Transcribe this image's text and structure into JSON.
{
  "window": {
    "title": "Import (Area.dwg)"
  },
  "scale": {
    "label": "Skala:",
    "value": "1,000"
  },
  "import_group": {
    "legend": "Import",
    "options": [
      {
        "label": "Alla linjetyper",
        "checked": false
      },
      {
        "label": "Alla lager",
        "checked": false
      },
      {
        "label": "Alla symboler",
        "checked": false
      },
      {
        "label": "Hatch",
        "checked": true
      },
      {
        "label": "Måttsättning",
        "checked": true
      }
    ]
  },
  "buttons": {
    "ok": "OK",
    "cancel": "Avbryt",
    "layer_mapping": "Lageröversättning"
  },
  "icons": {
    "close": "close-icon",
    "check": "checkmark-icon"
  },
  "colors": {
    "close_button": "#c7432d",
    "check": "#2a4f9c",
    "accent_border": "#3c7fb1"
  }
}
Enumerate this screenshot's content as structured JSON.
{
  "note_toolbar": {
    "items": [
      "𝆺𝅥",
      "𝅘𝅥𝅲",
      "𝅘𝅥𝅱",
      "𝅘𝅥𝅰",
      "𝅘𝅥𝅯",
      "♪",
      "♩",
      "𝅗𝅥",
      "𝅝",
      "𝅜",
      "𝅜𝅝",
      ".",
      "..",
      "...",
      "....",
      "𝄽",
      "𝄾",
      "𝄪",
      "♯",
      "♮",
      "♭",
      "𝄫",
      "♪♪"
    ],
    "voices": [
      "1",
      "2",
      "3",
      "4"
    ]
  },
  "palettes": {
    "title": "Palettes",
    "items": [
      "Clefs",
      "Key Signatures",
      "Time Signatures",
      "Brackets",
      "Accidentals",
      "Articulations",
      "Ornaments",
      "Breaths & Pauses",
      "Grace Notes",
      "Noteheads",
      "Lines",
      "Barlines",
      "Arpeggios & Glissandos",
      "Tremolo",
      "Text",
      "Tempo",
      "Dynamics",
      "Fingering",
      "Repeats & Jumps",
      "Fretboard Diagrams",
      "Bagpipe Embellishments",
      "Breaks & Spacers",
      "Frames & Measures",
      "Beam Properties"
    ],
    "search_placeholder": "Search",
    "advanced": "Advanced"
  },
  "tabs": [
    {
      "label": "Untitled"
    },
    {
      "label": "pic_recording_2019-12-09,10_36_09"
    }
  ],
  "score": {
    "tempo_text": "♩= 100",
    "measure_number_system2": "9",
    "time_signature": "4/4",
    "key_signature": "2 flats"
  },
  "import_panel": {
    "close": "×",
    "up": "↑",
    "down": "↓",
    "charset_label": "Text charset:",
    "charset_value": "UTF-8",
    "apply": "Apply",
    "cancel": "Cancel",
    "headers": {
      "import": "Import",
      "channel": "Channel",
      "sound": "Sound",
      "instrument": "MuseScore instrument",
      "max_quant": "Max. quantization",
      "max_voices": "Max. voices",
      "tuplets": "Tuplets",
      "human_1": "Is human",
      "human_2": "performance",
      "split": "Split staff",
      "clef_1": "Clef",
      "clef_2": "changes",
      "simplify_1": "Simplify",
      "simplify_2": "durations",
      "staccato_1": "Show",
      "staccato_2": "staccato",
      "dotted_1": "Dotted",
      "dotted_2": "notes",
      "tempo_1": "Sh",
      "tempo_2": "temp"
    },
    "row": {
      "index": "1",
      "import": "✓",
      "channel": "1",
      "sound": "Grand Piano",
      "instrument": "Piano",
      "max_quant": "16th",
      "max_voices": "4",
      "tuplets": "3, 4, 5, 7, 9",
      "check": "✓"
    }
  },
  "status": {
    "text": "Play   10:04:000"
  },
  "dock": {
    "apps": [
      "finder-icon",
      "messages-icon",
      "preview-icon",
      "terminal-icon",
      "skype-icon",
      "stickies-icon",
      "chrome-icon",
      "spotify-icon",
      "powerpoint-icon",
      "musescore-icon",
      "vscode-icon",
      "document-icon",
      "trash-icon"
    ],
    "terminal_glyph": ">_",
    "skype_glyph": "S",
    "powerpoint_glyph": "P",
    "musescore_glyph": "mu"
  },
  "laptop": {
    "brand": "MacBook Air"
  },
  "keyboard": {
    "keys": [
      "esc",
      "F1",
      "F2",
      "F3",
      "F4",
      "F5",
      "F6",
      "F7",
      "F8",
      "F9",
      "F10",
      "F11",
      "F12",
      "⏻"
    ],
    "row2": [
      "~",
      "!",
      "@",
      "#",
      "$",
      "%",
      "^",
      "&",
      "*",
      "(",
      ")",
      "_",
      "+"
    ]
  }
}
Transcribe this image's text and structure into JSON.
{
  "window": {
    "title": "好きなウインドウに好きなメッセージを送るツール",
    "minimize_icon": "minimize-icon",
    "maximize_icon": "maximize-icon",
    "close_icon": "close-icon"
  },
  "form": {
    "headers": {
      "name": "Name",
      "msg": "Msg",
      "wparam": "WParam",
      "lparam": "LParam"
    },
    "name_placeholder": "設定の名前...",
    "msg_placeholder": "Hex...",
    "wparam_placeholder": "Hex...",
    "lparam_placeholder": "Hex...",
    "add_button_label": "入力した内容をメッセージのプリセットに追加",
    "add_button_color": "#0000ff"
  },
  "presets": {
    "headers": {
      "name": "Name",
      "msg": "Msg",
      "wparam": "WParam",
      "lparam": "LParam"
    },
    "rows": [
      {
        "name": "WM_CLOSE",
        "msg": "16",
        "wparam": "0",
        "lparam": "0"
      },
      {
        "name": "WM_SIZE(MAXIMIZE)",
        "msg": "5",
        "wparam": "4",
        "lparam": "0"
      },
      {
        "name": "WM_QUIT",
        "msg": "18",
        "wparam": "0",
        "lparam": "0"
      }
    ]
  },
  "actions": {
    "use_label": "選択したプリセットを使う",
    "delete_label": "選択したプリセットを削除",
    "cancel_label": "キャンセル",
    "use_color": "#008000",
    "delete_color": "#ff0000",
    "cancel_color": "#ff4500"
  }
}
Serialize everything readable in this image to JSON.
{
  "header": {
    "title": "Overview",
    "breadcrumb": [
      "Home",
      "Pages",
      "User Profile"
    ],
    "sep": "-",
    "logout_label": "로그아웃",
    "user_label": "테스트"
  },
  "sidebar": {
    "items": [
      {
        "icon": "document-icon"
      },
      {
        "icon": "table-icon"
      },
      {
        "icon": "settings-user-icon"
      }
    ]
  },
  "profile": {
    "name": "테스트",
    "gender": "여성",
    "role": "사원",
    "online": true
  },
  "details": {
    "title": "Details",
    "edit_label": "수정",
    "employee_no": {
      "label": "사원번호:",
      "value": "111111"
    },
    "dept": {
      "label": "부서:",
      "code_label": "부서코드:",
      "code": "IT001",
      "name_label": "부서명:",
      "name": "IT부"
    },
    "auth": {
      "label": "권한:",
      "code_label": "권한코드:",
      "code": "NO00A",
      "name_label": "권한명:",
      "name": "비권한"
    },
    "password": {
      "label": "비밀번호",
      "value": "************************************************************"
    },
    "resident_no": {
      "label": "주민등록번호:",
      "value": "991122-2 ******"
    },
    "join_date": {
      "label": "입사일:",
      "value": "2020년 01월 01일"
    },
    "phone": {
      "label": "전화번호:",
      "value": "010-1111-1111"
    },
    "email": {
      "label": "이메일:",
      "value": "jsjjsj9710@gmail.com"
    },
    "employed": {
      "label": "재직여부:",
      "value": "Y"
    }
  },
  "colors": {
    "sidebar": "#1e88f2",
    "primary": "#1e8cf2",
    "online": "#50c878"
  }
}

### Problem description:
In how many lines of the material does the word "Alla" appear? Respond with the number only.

### Answer section:
3